Your objective: Wherever a line in the data below holds "EDITOR", copy that line.

##############################

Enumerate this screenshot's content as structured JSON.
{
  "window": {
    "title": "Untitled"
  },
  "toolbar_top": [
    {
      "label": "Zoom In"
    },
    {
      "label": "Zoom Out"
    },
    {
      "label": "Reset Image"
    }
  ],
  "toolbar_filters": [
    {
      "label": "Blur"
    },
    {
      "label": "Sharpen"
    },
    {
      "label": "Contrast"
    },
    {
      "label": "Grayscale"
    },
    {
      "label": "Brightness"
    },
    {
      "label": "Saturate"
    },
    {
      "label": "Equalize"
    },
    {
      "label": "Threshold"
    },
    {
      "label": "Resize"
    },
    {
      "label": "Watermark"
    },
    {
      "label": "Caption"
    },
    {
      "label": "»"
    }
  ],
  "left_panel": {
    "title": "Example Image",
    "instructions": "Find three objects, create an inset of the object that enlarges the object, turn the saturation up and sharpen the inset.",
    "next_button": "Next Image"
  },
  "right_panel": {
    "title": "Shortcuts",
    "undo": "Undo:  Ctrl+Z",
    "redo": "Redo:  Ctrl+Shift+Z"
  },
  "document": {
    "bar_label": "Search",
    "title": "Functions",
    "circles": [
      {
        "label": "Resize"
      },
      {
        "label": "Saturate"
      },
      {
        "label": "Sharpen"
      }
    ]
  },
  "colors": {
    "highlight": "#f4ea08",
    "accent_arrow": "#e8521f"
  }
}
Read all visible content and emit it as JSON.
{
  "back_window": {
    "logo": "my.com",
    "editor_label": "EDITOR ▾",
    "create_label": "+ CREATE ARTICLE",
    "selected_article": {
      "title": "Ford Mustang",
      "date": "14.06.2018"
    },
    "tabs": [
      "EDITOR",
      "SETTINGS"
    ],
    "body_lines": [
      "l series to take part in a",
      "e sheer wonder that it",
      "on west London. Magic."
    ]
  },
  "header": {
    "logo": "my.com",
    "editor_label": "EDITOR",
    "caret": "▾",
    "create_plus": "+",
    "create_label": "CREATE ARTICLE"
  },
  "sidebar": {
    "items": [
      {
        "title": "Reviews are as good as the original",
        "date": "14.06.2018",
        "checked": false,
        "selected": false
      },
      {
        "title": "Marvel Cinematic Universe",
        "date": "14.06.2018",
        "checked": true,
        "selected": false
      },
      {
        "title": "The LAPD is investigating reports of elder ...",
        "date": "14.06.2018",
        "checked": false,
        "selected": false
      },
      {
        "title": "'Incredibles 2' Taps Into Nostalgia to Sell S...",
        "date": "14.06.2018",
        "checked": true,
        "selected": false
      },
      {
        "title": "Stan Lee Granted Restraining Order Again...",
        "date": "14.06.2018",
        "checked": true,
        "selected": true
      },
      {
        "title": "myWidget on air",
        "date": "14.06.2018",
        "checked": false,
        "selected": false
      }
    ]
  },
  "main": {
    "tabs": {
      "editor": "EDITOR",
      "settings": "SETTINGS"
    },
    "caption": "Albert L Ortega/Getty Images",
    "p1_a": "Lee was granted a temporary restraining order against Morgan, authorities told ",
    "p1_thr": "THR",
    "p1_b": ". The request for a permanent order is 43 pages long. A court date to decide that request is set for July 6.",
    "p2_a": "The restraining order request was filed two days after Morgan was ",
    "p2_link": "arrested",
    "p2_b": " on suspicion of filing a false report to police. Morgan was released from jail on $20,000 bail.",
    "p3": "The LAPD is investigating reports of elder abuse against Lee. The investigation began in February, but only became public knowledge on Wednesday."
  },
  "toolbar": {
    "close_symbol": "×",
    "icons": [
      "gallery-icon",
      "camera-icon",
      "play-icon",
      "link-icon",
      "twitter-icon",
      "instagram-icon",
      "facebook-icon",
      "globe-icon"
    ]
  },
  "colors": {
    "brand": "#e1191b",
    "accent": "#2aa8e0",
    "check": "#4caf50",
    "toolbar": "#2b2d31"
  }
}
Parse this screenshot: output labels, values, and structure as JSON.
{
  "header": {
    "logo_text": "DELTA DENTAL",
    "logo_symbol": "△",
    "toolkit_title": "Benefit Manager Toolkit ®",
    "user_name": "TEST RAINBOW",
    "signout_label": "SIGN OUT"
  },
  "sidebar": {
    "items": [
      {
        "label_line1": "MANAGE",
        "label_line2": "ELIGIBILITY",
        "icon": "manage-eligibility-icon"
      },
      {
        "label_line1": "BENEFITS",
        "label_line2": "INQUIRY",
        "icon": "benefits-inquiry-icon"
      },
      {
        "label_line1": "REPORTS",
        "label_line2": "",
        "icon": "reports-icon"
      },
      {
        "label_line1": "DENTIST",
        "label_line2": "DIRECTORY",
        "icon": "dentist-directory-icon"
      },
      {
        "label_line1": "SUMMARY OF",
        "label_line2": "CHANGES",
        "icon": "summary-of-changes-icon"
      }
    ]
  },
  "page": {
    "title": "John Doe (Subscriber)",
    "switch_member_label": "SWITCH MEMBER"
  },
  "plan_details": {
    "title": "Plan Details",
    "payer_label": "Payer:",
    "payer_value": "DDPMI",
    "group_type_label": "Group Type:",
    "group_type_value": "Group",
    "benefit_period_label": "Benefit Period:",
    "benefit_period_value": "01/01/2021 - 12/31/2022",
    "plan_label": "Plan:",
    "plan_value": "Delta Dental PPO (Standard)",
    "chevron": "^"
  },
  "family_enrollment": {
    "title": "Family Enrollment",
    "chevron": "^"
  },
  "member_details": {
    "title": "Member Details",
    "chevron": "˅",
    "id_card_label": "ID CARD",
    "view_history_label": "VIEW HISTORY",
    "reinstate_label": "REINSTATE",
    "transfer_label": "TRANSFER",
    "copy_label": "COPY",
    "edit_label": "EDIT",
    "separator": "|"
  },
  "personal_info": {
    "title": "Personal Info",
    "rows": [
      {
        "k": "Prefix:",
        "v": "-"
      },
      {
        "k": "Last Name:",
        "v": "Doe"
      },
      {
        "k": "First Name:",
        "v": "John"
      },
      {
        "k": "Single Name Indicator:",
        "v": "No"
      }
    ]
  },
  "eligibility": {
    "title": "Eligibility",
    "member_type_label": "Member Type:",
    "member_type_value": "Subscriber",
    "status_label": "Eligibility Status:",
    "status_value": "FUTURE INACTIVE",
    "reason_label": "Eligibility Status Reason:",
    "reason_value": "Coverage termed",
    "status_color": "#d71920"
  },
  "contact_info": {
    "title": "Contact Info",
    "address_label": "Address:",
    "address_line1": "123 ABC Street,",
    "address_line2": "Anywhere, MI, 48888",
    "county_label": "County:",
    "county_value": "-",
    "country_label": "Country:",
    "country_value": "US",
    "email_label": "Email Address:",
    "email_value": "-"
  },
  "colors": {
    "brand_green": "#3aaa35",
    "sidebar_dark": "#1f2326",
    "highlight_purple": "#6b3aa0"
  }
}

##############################

Result:
    "editor_label": "EDITOR ▾",
      "EDITOR",
    "editor_label": "EDITOR",
      "editor": "EDITOR",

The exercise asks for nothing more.